When Sweden’s Loreen won the competition in Baku, capital of Azerbaijan, in 2012, she pledged to meet the country’s human rights activists. That same year, BBC commentator “Doctor Eurovision” (he actually is a doctor of Eurovision) made explicit references to Belarus’s disgraceful dictatorship, rather than simply giggle at the funny eastern Europeans.

This raises an interesting question about how we engage with dubious regimes.

Before the Baku Eurovision in 2012, there was some discussion over whether democratic countries should boycott the competition, sending a message to Aliyev’s regime.

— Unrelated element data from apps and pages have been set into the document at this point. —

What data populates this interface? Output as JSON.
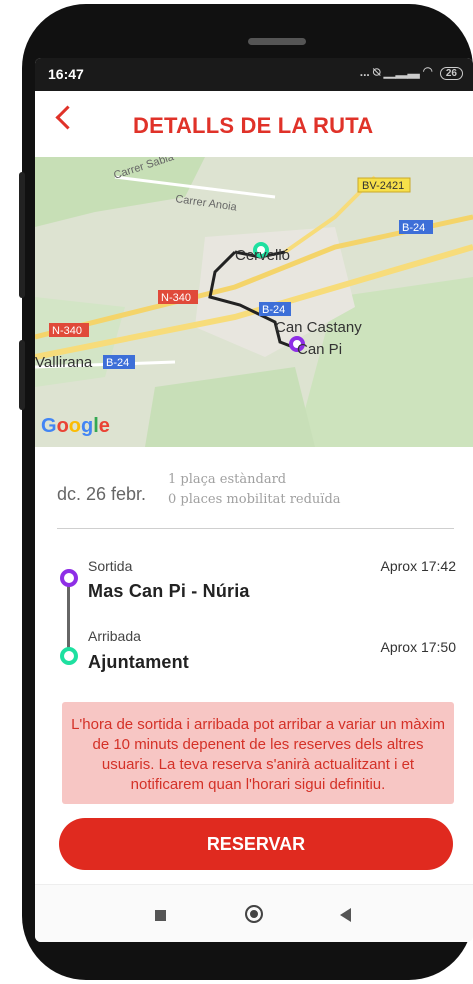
{
  "status_bar": {
    "time": "16:47",
    "icons": [
      "more-dots-icon",
      "no-notify-icon",
      "signal-icon",
      "wifi-icon",
      "battery-icon"
    ],
    "battery_level": "26",
    "dots": "..."
  },
  "header": {
    "back_icon": "chevron-left-icon",
    "title": "DETALLS DE LA RUTA"
  },
  "map": {
    "labels": {
      "carrer_sabia": "Carrer Sabia",
      "carrer_anoia": "Carrer Anoia",
      "bv2421": "BV-2421",
      "b24_a": "B-24",
      "b24_b": "B-24",
      "b24_c": "B-24",
      "n340_a": "N-340",
      "n340_b": "N-340",
      "cervello": "Cervelló",
      "can_castany": "Can Castany",
      "can_pi": "Can Pi",
      "vallirana": "Vallirana"
    },
    "google_logo": [
      "G",
      "o",
      "o",
      "g",
      "l",
      "e"
    ],
    "colors": {
      "route": "#222222",
      "origin_marker": "#1ee0a0",
      "destination_marker": "#8e2ee6",
      "road": "#f5d86e"
    }
  },
  "trip": {
    "date": "dc. 26 febr.",
    "standard_seats": "1 plaça estàndard",
    "reduced_mobility_seats": "0 places mobilitat reduïda"
  },
  "stops": {
    "departure": {
      "label": "Sortida",
      "name": "Mas Can Pi - Núria",
      "time": "Aprox 17:42",
      "color": "#8e2ee6"
    },
    "arrival": {
      "label": "Arribada",
      "name": "Ajuntament",
      "time": "Aprox 17:50",
      "color": "#1ee0a0"
    }
  },
  "notice": "L'hora de sortida i arribada pot arribar a variar un màxim de 10 minuts depenent de les reserves dels altres usuaris. La teva reserva s'anirà actualitzant i et notificarem quan l'horari sigui definitiu.",
  "reserve_button": "RESERVAR",
  "nav_bar": {
    "icons": [
      "recents-icon",
      "home-icon",
      "back-icon"
    ]
  },
  "brand_color": "#e03229"
}
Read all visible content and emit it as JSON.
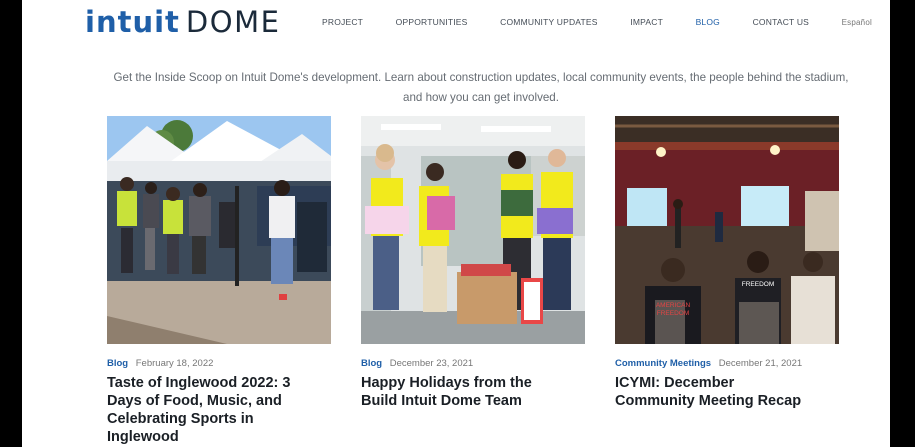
{
  "brand": {
    "word1": "intuit",
    "word2": "DOME"
  },
  "nav": [
    {
      "label": "PROJECT"
    },
    {
      "label": "OPPORTUNITIES"
    },
    {
      "label": "COMMUNITY UPDATES"
    },
    {
      "label": "IMPACT"
    },
    {
      "label": "BLOG",
      "active": true
    },
    {
      "label": "CONTACT US"
    },
    {
      "label": "Español"
    }
  ],
  "intro": {
    "line1": "Get the Inside Scoop on Intuit Dome's development. Learn about construction updates, local community events, the people behind the stadium,",
    "line2": "and how you can get involved."
  },
  "posts": [
    {
      "category": "Blog",
      "date": "February 18, 2022",
      "title": "Taste of Inglewood 2022: 3 Days of Food, Music, and Celebrating Sports in Inglewood"
    },
    {
      "category": "Blog",
      "date": "December 23, 2021",
      "title": "Happy Holidays from the Build Intuit Dome Team"
    },
    {
      "category": "Community Meetings",
      "date": "December 21, 2021",
      "title": "ICYMI: December Community Meeting Recap"
    }
  ],
  "photo_text": {
    "shirt_word1": "AMERICAN",
    "shirt_word2": "FREEDOM"
  },
  "colors": {
    "brand_blue": "#1f5fa8",
    "text_dark": "#1a1f25",
    "background": "#ffffff",
    "frame": "#000000"
  }
}
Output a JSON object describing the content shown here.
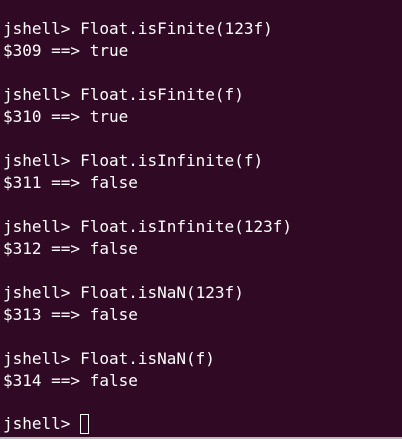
{
  "terminal": {
    "prompt": "jshell> ",
    "entries": [
      {
        "command": "jshell> Float.isFinite(123f)",
        "result": "$309 ==> true"
      },
      {
        "command": "jshell> Float.isFinite(f)",
        "result": "$310 ==> true"
      },
      {
        "command": "jshell> Float.isInfinite(f)",
        "result": "$311 ==> false"
      },
      {
        "command": "jshell> Float.isInfinite(123f)",
        "result": "$312 ==> false"
      },
      {
        "command": "jshell> Float.isNaN(123f)",
        "result": "$313 ==> false"
      },
      {
        "command": "jshell> Float.isNaN(f)",
        "result": "$314 ==> false"
      }
    ],
    "colors": {
      "background": "#300a24",
      "text": "#ffffff"
    }
  }
}
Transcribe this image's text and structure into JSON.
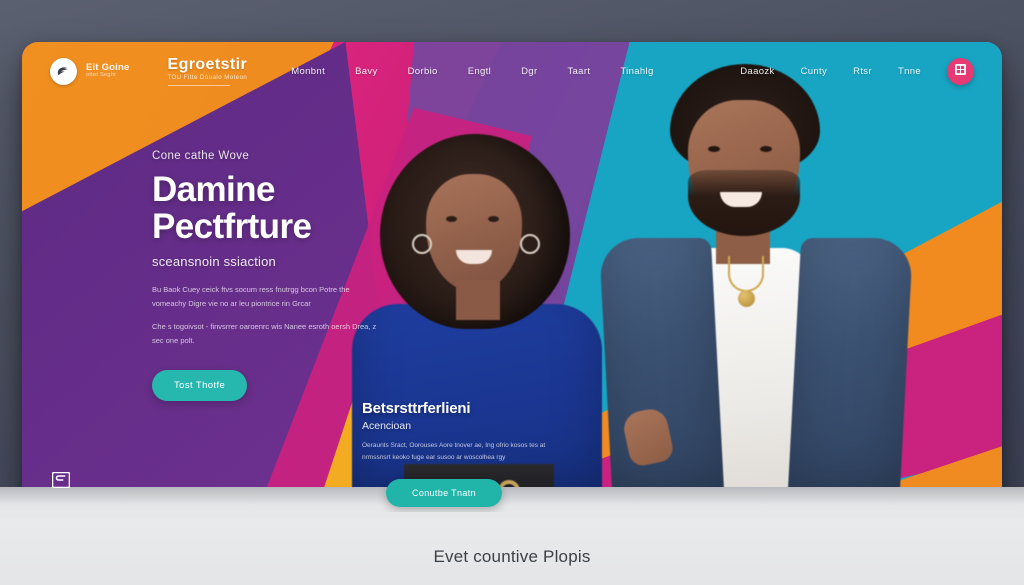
{
  "page": {
    "bottom_caption": "Evet countive Plopis"
  },
  "navbar": {
    "brand_left": {
      "icon": "swoosh-logo-icon",
      "line1": "Eit Goine",
      "line2": "ottet Seght"
    },
    "brand_center": {
      "wordmark": "Egroetstir",
      "subtitle": "TOU   Fitte Doualo Moteon"
    },
    "links": [
      {
        "label": "Monbnt"
      },
      {
        "label": "Bavy"
      },
      {
        "label": "Dorbio"
      },
      {
        "label": "Engtl"
      },
      {
        "label": "Dgr"
      },
      {
        "label": "Taart"
      },
      {
        "label": "Tinahlg"
      }
    ],
    "right_links": [
      {
        "label": "Daaozk"
      },
      {
        "label": "Cunty"
      },
      {
        "label": "Rtsr"
      },
      {
        "label": "Tnne"
      }
    ],
    "cta": {
      "icon": "grid-menu-icon",
      "color": "#e63a75"
    }
  },
  "hero": {
    "eyebrow": "Cone cathe Wove",
    "headline_line1": "Damine",
    "headline_line2": "Pectfrture",
    "subhead": "sceansnoin ssiaction",
    "paragraph1": "Bu Baok Cuey ceick ftvs socum ress fnutrgg bcon Potre the vomeachy Digre vie no ar leu piontrice rin Grcar",
    "paragraph2": "Che s togoivsot - finvsrrer oaroenrc wis Nanee esroth oersh Drea, z sec one polt.",
    "cta_label": "Tost Thotfe",
    "cta_color": "#26b8ae"
  },
  "feature_card": {
    "title": "Betsrsttrferlieni",
    "subtitle": "Acencioan",
    "paragraph": "Oeraunts Sract, Oorouses Aore tnover ae, Ing ofrio kosos tes at nrmssnsrt keoko fuge ear susoo ar woscolhea rgy",
    "cta_label": "Conutbe Tnatn",
    "cta_color": "#21b5aa"
  },
  "corner": {
    "logo_icon": "bookmark-logo-icon"
  },
  "palette": {
    "orange": "#ef8b20",
    "magenta": "#c9227f",
    "purple": "#6a2f8c",
    "violet": "#74479f",
    "teal": "#18a5c3",
    "yellow": "#f5b31c",
    "background": "#4b5060",
    "surface": "#e6e7e9"
  }
}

“No,” Azerbaijani civil rights activists told Index on Censorship. “Let the world come and see Azerbaijan.” They felt that for most of the world, most of the time, they are citizens of a far away country of whom we know nothing. They wanted to take their chance while the world was looking. I think they got it right. As discussed last week, Azerbaijan is engaged in a massive international PR campaign, but to most people in the world since that Eurovision and the attention it raised for the country’s opposition, it has not been able to entirely disguise its atrocious record on free speech and other rights.

On Friday, the International Ice Hockey Federation’s world championship will open in Belarus. Though there was some discussion of boycotting that event, it has died down. Nonetheless, journalists from Europe and North America will be covering the event, and fans will travel too.

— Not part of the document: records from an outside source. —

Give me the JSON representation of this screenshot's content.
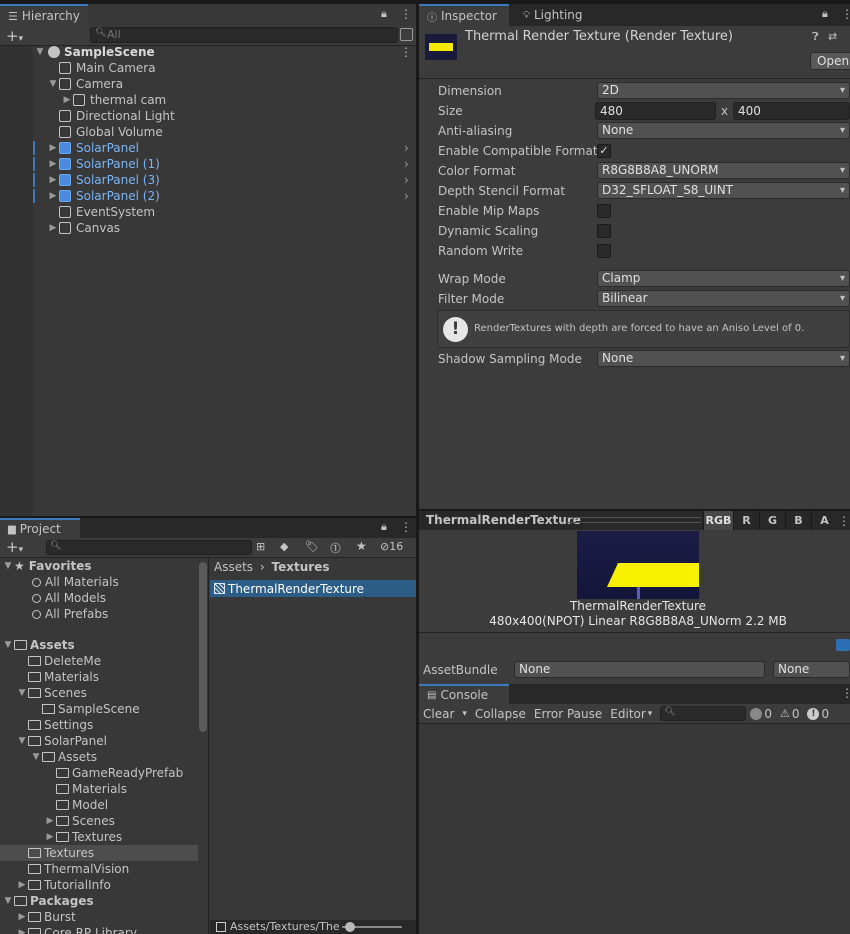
{
  "hierarchy": {
    "tab_label": "Hierarchy",
    "search_placeholder": "All",
    "scene_name": "SampleScene",
    "items": [
      {
        "label": "Main Camera",
        "depth": 1
      },
      {
        "label": "Camera",
        "depth": 1,
        "expanded": true
      },
      {
        "label": "thermal cam",
        "depth": 2
      },
      {
        "label": "Directional Light",
        "depth": 1
      },
      {
        "label": "Global Volume",
        "depth": 1
      },
      {
        "label": "SolarPanel",
        "depth": 1,
        "prefab": true
      },
      {
        "label": "SolarPanel (1)",
        "depth": 1,
        "prefab": true
      },
      {
        "label": "SolarPanel (3)",
        "depth": 1,
        "prefab": true
      },
      {
        "label": "SolarPanel (2)",
        "depth": 1,
        "prefab": true
      },
      {
        "label": "EventSystem",
        "depth": 1
      },
      {
        "label": "Canvas",
        "depth": 1
      }
    ]
  },
  "inspector": {
    "tab_label": "Inspector",
    "lighting_tab_label": "Lighting",
    "title": "Thermal Render Texture (Render Texture)",
    "open_button": "Open",
    "fields": {
      "dimension_label": "Dimension",
      "dimension_value": "2D",
      "size_label": "Size",
      "size_w": "480",
      "size_x": "x",
      "size_h": "400",
      "aa_label": "Anti-aliasing",
      "aa_value": "None",
      "compat_label": "Enable Compatible Format",
      "color_label": "Color Format",
      "color_value": "R8G8B8A8_UNORM",
      "depth_label": "Depth Stencil Format",
      "depth_value": "D32_SFLOAT_S8_UINT",
      "mip_label": "Enable Mip Maps",
      "dyn_label": "Dynamic Scaling",
      "rw_label": "Random Write",
      "wrap_label": "Wrap Mode",
      "wrap_value": "Clamp",
      "filter_label": "Filter Mode",
      "filter_value": "Bilinear",
      "info_text": "RenderTextures with depth are forced to have an Aniso Level of 0.",
      "shadow_label": "Shadow Sampling Mode",
      "shadow_value": "None"
    },
    "checks": {
      "compat": true,
      "mip": false,
      "dyn": false,
      "rw": false
    },
    "preview": {
      "header": "ThermalRenderTexture",
      "channels": [
        "RGB",
        "R",
        "G",
        "B",
        "A"
      ],
      "name": "ThermalRenderTexture",
      "info": "480x400(NPOT) Linear  R8G8B8A8_UNorm  2.2 MB"
    },
    "asset_bundle_label": "AssetBundle",
    "asset_bundle_value": "None",
    "asset_bundle_variant": "None"
  },
  "project": {
    "tab_label": "Project",
    "hidden_count": "16",
    "breadcrumb": [
      "Assets",
      "Textures"
    ],
    "selected_asset": "ThermalRenderTexture",
    "footer_path": "Assets/Textures/The",
    "favorites_label": "Favorites",
    "favorites": [
      "All Materials",
      "All Models",
      "All Prefabs"
    ],
    "assets_label": "Assets",
    "tree": [
      {
        "label": "DeleteMe",
        "depth": 1
      },
      {
        "label": "Materials",
        "depth": 1
      },
      {
        "label": "Scenes",
        "depth": 1,
        "expanded": true
      },
      {
        "label": "SampleScene",
        "depth": 2,
        "scene": true
      },
      {
        "label": "Settings",
        "depth": 1
      },
      {
        "label": "SolarPanel",
        "depth": 1,
        "expanded": true
      },
      {
        "label": "Assets",
        "depth": 2,
        "expanded": true
      },
      {
        "label": "GameReadyPrefab",
        "depth": 3
      },
      {
        "label": "Materials",
        "depth": 3
      },
      {
        "label": "Model",
        "depth": 3
      },
      {
        "label": "Scenes",
        "depth": 3,
        "collapsed": true
      },
      {
        "label": "Textures",
        "depth": 3,
        "collapsed": true
      },
      {
        "label": "Textures",
        "depth": 1,
        "selected": true
      },
      {
        "label": "ThermalVision",
        "depth": 1
      },
      {
        "label": "TutorialInfo",
        "depth": 1,
        "collapsed": true
      }
    ],
    "packages_label": "Packages",
    "packages": [
      "Burst",
      "Core RP Library"
    ]
  },
  "console": {
    "tab_label": "Console",
    "clear": "Clear",
    "collapse": "Collapse",
    "error_pause": "Error Pause",
    "editor": "Editor",
    "info_count": "0",
    "warn_count": "0",
    "error_count": "0"
  },
  "colors": {
    "accent": "#3a79bb",
    "prefab": "#7bb4f5",
    "selection": "#2c5d87"
  }
}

Belarus’s macho dictator Alexander Lukashenko is a keen ice hockey fan, and will be aiming to sweep up the glory of hosting a major international sporting event, not long after the country hosted the world track cycling championships in 2013.

Ice hockey fans and sports journalists are generally not the type of people who go in for Eurovision. But maybe they should try to take a leaf out of the Song Contest supporters book. Have a look at the country around them, learn a little about the politics, and spread the word about the side the dictators don’t want us to see.

Autocrats try to use these international competitions to control the world’s view of them. We should beat them at their own games.

This article was posted on May 8, 2014 at